Page and application data records
*** Block opens ***

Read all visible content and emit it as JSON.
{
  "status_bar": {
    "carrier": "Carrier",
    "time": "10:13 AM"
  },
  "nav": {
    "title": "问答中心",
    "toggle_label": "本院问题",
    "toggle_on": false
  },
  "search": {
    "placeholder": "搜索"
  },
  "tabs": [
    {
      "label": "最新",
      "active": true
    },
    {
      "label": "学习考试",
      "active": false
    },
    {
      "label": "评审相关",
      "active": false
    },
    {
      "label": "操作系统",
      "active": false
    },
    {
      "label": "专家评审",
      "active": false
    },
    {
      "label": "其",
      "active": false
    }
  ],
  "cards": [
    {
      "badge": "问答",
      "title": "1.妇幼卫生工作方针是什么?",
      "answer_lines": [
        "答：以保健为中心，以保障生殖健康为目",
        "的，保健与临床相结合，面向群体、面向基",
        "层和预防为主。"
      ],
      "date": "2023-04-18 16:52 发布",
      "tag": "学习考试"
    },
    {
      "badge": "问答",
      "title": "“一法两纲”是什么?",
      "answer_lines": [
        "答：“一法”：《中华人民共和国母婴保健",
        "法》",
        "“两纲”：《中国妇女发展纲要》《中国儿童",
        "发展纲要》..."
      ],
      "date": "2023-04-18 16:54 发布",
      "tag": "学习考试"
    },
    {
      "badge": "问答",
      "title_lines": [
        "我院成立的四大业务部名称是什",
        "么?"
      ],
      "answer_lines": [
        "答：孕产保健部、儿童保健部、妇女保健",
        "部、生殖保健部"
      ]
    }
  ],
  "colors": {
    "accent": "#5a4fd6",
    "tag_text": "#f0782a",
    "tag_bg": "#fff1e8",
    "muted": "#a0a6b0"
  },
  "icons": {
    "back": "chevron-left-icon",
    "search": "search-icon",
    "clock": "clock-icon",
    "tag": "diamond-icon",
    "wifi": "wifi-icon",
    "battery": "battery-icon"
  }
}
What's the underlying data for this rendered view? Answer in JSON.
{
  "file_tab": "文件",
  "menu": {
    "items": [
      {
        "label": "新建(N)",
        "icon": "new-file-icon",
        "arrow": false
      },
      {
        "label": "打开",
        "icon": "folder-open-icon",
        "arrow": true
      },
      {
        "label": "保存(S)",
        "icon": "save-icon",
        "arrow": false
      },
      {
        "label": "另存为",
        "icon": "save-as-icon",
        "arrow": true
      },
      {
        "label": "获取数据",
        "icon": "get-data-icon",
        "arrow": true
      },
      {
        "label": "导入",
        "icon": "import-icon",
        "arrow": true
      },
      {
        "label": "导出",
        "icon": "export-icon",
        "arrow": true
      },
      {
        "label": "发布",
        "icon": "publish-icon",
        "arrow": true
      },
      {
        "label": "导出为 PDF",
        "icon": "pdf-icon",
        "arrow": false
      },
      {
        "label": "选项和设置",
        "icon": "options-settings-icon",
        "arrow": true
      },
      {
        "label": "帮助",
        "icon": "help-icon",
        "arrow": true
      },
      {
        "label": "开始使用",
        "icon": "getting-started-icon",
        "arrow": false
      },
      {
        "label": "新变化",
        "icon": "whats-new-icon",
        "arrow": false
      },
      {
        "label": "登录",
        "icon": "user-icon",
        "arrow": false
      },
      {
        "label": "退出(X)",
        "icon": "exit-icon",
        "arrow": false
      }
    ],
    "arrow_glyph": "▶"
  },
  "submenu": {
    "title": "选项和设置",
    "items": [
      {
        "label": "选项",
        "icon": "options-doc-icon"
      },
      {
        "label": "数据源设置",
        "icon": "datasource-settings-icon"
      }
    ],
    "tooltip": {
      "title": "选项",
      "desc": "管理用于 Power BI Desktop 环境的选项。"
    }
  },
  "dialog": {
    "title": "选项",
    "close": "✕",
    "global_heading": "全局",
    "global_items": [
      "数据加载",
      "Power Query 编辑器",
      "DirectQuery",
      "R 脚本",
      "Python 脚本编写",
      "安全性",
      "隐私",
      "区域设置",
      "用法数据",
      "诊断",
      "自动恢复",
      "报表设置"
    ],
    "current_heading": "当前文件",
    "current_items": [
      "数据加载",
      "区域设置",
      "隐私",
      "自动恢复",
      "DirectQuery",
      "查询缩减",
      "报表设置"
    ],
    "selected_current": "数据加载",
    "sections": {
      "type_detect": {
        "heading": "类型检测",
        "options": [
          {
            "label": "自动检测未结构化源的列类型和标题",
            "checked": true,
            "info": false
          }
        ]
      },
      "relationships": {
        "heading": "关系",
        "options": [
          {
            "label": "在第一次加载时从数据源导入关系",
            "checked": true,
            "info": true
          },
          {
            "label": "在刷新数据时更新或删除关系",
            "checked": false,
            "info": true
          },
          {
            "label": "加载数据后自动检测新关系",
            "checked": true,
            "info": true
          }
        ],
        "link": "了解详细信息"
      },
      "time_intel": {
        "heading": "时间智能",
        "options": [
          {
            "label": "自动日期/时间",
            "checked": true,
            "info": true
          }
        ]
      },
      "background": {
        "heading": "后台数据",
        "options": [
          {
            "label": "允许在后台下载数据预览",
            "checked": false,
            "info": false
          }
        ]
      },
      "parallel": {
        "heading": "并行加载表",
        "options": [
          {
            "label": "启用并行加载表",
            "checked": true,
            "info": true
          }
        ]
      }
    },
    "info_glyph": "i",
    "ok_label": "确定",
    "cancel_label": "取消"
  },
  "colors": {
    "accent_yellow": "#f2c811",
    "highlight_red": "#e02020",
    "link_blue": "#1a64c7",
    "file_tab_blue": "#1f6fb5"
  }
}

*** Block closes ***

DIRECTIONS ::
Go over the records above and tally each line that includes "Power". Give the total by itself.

RESULT OF THE EXERCISE ::
2